The number of passengers flying with British Airways has fallen again, dashing hopes of a recovery from what airlines say is the worst downturn to hit the aviation industry.
First and business class passenger traffic, on which BA depends heavily, tumbled 7.9 per cent this September compared with last year, the month that saw the collapse of Lehman Brothers in the US.
The number of non-premium passengers rose slightly, by 0.7 per cent, but overall passenger traffic fell 0.8 per cent.
The declines were less severe than those seen in previous months: premium traffic fell 11 per cent year-on-year in July, and 11.9 per cent in August.
Analysts said the figures were largely within expectations. Andrew Lobbenberg, airline analyst at Royal Bank of Scotland, said: “The situation is not getting worse and pressure on business travel may be moderating, though only slightly.”
BA reported that its passenger load factor, a measurement of how well it fills its aircraft, had risen by 2.4 points against September last year to 81.3 per cent, as it cut capacity.
Cargo, which has also been hit by the global downturn, fell 2.6 per cent.
Shares in BA, which were already up before the monthly passenger figures were announced, closed 6.7p higher at 217p.
In a sign of how international long-haul airlines such as BA are faring in the downturn compared with low-cost carriers, Ryanair reported on Monday that it carried 6.12m passengers in September, 17 per cent more than a year ago.
It also said its average flight was slightly fuller than last September, as its load factor increased one percentage point to 85 per cent.
The International Air Transport Association, which represents the world’s leading airlines, reported last month that the global airline industry faces $11bn (£6.9bn) of losses this year, which is $2bn more than was previously forecast.
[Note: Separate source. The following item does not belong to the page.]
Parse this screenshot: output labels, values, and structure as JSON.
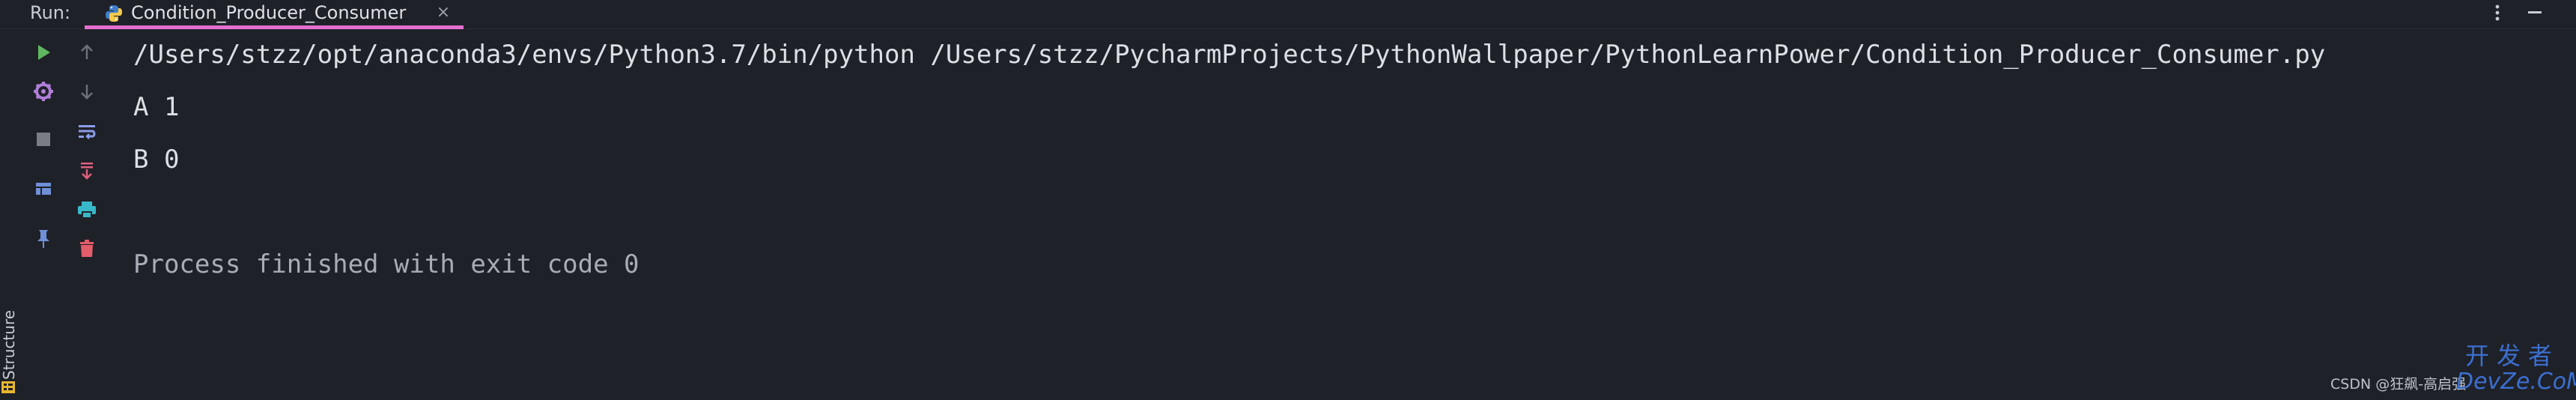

The trade body also expects airlines to lose $3.8bn globally next year, as their premium business customers either buy cheaper tickets or stop flying altogether.